Increasing PrEP uptake is among the key goals of the CDC’s Ending the HIV Epidemic in the U.S. initiative, which aims to get 50% of those who may benefit from PrEP using it by 2030.3 Although current uptake remains well below this target, there is evidence of incremental improvements. Uptake of PrEP was approximately 3% in 20153 and 22.5% in 2019.2 With additional effective PrEP products now available, and with greater recognition of barriers to care, we hope to continue to expand PrEP uptake to better reach those most at risk.
We know that some populations are less likely to be receiving PrEP despite having a PrEP indication. For example, PrEP coverage was 28.0% among at-risk men and 10.4% among at-risk women in 2020.2 Younger people aged 16-24 years have an uptake rate of 15.6%—compared with 27.4% in those aged 25-34 years and 30.3% in those aged 35-44 years—despite the known high risk of HIV acquisition among that subset. And although 43% of HIV diagnoses in the United States in 2020 were in Black or African American people and 26% were in Hispanic or Latinx people, PrEP uptake in 2020 was only 9.0% and 15.6%, respectively, in these populations.

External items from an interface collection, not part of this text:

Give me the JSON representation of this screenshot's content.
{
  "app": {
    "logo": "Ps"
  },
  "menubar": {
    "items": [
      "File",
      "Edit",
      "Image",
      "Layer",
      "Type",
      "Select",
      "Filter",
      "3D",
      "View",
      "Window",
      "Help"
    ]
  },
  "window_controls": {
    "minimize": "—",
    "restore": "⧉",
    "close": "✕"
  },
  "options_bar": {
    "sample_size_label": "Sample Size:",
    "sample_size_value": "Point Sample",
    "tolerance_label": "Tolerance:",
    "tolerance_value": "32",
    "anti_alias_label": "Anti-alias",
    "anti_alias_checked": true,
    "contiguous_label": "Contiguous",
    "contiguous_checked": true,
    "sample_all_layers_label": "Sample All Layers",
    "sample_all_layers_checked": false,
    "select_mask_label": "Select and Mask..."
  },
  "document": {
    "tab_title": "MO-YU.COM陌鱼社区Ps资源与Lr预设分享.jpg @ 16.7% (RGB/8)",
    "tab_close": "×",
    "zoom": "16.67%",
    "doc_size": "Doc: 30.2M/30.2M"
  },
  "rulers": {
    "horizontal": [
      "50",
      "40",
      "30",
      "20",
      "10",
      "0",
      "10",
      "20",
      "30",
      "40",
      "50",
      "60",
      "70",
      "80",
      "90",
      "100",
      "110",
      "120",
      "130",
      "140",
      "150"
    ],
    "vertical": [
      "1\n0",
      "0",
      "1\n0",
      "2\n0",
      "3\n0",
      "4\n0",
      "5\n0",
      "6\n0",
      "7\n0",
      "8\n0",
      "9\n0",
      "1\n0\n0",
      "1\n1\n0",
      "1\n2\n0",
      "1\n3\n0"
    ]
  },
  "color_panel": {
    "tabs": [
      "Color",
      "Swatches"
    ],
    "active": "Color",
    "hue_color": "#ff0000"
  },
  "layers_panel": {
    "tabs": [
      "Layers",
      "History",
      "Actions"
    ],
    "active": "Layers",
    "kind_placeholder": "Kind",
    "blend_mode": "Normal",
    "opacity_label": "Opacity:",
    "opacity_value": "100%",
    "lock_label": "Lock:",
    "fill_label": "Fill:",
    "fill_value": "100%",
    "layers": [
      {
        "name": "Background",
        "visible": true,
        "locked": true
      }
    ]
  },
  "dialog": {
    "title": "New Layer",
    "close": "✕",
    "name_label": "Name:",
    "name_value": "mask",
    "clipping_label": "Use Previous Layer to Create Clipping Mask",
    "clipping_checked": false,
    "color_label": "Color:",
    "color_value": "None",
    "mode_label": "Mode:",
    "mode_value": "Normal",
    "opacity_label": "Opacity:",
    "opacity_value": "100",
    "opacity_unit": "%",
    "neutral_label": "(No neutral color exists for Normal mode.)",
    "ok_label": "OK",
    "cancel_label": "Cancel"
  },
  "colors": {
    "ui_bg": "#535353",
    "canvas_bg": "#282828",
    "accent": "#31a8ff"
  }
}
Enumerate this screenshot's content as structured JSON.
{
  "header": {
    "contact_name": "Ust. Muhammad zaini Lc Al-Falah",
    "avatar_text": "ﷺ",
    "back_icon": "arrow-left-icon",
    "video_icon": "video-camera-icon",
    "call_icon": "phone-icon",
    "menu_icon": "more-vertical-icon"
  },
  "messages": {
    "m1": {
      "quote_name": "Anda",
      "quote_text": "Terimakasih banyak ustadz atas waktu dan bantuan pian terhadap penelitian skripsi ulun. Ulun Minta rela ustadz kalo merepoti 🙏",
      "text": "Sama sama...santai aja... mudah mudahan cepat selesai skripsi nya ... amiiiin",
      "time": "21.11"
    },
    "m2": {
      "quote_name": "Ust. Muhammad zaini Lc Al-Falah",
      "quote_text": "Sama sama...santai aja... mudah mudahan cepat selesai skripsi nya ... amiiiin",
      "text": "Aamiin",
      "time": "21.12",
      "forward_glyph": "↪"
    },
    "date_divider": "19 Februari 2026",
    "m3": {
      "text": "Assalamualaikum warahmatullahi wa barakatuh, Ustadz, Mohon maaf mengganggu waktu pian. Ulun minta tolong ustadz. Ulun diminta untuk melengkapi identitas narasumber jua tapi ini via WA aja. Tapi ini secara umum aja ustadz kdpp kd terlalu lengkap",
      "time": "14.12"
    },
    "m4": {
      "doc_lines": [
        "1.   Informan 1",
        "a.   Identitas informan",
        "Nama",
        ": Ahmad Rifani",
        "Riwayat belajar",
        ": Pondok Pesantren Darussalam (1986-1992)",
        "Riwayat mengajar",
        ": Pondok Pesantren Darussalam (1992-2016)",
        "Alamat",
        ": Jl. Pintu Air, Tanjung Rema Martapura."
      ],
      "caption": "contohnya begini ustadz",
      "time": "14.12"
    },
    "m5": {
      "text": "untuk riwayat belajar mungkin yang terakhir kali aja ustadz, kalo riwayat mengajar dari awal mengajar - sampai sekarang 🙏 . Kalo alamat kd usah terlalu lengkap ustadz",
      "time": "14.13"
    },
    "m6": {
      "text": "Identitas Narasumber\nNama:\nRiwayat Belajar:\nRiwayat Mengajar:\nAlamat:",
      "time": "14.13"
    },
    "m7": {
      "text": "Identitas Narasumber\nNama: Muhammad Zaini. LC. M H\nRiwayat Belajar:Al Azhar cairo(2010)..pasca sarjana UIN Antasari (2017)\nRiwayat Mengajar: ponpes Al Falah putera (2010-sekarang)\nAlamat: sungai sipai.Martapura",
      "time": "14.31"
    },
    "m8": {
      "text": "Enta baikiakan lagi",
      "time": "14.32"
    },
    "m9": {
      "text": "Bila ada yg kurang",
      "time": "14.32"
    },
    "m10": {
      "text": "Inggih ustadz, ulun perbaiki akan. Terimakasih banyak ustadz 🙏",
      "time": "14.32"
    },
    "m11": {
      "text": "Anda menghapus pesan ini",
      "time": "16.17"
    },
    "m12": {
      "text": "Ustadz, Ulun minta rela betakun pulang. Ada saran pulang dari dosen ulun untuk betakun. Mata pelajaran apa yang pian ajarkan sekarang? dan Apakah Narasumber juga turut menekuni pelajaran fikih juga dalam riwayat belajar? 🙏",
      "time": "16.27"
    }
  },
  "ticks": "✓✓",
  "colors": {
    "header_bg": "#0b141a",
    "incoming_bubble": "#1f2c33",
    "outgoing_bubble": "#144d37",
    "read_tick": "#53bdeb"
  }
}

That contrasts with 65.7% PrEP uptake in White populations, who made up 26% of HIV diagnoses in this period.
Those most at risk of HIV infection may not recognize it. Culturally competent messaging and outreach are needed if we are to increase awareness of PrEP and its effectiveness among these underserved groups and to ensure that there are access points for PrEP within these communities.